(Records for this exercise)
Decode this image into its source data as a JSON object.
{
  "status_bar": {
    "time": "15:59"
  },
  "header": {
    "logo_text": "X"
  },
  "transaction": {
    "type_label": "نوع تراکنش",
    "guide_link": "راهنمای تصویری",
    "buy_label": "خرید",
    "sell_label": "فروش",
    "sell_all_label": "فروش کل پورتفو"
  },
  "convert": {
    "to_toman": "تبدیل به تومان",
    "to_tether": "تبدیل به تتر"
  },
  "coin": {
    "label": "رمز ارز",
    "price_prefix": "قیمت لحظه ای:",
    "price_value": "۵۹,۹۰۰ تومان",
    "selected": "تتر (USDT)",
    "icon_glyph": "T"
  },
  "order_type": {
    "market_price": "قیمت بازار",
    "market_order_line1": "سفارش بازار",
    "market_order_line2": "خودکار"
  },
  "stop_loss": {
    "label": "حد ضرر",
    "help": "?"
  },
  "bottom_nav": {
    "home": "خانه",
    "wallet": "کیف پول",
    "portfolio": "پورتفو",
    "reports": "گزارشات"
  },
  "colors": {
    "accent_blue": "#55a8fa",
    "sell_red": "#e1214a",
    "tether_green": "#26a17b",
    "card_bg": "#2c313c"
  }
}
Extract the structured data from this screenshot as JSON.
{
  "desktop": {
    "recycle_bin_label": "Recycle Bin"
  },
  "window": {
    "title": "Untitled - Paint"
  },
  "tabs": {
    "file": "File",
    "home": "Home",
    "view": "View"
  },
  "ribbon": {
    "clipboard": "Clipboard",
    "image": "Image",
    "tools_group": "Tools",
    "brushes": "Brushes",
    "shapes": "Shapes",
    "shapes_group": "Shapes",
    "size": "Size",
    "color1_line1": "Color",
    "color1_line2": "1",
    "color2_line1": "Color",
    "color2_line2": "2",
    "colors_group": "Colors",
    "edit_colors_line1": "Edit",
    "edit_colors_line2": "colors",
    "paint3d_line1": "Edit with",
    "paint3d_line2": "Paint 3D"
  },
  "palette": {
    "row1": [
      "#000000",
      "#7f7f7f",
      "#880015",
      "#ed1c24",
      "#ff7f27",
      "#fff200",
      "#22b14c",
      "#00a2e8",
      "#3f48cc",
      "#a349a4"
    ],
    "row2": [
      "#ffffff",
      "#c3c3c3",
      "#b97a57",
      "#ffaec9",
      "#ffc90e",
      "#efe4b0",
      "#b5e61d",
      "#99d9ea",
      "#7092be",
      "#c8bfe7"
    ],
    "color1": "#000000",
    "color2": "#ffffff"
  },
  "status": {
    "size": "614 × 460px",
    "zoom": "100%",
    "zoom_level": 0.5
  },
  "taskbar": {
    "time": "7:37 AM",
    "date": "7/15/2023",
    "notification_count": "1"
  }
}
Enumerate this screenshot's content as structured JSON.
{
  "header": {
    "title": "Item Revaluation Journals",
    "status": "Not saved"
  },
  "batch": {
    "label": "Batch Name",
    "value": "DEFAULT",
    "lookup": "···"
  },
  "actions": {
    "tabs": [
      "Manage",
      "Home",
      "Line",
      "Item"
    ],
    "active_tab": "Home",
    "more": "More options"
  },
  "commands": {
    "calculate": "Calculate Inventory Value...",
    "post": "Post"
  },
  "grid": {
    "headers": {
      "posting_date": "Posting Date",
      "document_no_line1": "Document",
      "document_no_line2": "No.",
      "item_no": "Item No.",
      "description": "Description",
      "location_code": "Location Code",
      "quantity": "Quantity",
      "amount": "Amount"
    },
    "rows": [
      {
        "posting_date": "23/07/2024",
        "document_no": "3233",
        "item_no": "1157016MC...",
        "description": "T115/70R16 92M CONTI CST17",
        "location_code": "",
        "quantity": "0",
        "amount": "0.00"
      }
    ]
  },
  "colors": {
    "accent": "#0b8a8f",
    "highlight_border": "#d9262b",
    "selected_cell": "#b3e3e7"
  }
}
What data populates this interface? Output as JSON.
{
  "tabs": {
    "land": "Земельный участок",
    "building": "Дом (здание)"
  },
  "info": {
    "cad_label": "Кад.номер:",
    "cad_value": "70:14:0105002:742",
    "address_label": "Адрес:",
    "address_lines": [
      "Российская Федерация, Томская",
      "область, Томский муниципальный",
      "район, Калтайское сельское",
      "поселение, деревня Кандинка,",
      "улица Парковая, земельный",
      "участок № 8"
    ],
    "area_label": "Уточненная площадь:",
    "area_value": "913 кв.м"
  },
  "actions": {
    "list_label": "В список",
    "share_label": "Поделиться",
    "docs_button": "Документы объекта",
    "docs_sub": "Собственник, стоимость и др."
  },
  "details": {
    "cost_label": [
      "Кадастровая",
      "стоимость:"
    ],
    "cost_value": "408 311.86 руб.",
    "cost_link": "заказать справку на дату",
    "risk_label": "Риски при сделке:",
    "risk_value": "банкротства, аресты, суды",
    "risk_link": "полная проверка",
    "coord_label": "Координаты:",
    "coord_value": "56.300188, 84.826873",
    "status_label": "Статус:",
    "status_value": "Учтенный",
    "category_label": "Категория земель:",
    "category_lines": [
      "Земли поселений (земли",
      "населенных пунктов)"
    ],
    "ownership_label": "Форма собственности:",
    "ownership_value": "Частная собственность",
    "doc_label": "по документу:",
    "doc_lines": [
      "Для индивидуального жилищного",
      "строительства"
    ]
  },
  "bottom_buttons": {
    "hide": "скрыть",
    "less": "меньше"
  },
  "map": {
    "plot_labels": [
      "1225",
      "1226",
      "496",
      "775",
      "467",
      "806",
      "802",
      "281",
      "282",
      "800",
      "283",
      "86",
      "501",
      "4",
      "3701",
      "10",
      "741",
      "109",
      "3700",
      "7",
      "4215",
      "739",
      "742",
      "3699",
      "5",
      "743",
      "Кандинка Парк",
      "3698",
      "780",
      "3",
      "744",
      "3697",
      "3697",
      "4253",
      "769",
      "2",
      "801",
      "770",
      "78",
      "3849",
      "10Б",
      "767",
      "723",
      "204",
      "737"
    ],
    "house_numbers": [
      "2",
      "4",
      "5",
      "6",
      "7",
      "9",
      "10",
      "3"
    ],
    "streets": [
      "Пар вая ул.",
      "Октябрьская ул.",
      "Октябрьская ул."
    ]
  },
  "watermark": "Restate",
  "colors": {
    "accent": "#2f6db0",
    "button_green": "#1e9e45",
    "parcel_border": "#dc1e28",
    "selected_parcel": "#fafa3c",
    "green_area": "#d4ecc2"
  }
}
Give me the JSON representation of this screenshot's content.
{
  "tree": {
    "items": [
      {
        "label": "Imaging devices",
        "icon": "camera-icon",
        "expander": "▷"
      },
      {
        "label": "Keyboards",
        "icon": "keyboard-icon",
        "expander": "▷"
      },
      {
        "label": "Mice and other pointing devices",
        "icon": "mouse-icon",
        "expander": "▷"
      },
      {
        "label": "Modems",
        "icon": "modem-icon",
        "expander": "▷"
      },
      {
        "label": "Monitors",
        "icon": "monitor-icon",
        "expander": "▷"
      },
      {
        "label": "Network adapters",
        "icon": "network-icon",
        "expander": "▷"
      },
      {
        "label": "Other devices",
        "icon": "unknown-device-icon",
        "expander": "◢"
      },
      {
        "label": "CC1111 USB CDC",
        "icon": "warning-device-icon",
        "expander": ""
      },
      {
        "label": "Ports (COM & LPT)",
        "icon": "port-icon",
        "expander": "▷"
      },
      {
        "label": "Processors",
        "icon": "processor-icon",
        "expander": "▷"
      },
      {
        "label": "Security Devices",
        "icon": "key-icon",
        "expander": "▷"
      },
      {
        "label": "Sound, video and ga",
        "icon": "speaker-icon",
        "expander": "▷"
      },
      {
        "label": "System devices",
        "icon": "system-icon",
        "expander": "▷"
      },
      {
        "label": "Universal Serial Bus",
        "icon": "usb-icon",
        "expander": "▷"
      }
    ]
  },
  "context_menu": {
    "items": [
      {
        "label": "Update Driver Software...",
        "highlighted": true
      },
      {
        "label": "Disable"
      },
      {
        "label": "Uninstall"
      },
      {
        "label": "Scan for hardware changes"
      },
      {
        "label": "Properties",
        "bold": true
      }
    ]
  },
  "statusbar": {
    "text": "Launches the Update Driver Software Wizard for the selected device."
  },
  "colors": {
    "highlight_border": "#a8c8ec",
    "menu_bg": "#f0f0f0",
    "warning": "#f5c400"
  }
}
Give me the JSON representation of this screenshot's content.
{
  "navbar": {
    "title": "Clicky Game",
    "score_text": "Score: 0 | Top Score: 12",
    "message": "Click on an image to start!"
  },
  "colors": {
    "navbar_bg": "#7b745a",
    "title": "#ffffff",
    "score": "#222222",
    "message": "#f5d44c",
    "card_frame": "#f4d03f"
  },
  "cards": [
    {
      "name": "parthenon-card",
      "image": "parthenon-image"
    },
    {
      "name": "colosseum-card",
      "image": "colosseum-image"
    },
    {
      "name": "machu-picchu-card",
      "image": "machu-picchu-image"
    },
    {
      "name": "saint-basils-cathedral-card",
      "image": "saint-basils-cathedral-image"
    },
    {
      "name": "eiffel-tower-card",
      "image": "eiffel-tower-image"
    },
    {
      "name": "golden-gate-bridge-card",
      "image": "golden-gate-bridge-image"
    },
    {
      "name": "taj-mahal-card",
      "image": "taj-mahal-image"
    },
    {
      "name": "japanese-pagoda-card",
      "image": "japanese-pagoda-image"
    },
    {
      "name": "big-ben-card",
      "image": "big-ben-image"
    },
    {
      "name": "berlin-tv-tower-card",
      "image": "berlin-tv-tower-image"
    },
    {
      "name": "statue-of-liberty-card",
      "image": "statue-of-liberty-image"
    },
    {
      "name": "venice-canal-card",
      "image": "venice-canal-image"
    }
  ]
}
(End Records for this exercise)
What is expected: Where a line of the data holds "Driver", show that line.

Response:
        "label": "Update Driver Software...",
    "text": "Launches the Update Driver Software Wizard for the selected device."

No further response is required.